In this thesis, I show that string objects materialize and instantiate social organizing principles in Melanesia. In this region, objects like string figures, bilum bags, and fishing nets are vehicles for thought, where mind and material unite to create a multivalent and interactive model of social and temporal relations. Due to the prevalence and universality of string practices in the region, this model is available to everyone. Social and temporal relations become apparent due to the understanding that string objects possess ‘processuality,’ that the materials of string objects, their (re-)production, and (re-)use are constantly in flux rather than in a state of stasis. Through processuality, string objects convey the relations and circumstances in which desired outcomes should be achieved, prefiguring patterns, processes, and operational sequences which are then instantiated in the social framework. I show that the cognitive and physical processes of string objects in the microcosm make abstract concepts concrete and achievable in social practice by reproducing the same pattern through different levels of social life. I therefore explore how other social activities such as tuber gardening and sexual reproduction produce social cohesion and stability in a similar way to string objects. I argue that string objects are a vehicle through which social actors can conceive of the patterns and processes necessary to sustain life in the macrocosm. Through the coalescence of differentiated and reciprocal labor, string objects make evident the conditions necessary for productivity and efficacy in the social system. In conclusion, I assert that string objects contribute to fundamental understandings of social life in Melanesia.

Item Type:Thesis (Masters)
Award:Master of Arts
Keywords:string figures, bilums, fishing nets, Melanesia, material culture, process, materiality, model, temporality.
Faculty and Department:Faculty of Social Sciences and Health > Anthropology, Department of

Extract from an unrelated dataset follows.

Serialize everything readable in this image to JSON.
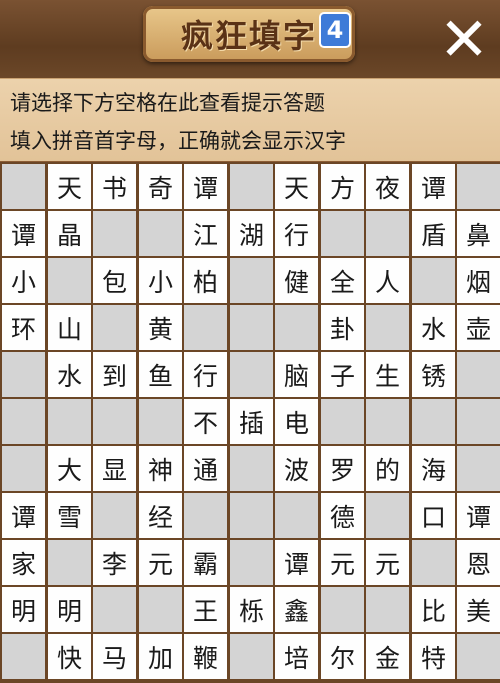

Thesis Date:2023
Copyright:Copyright of this thesis is held by the author
Deposited On:31 May 2023 15:29

Social bookmarking: del.icio.usConnoteaBibSonomyCiteULikeFacebookTwitter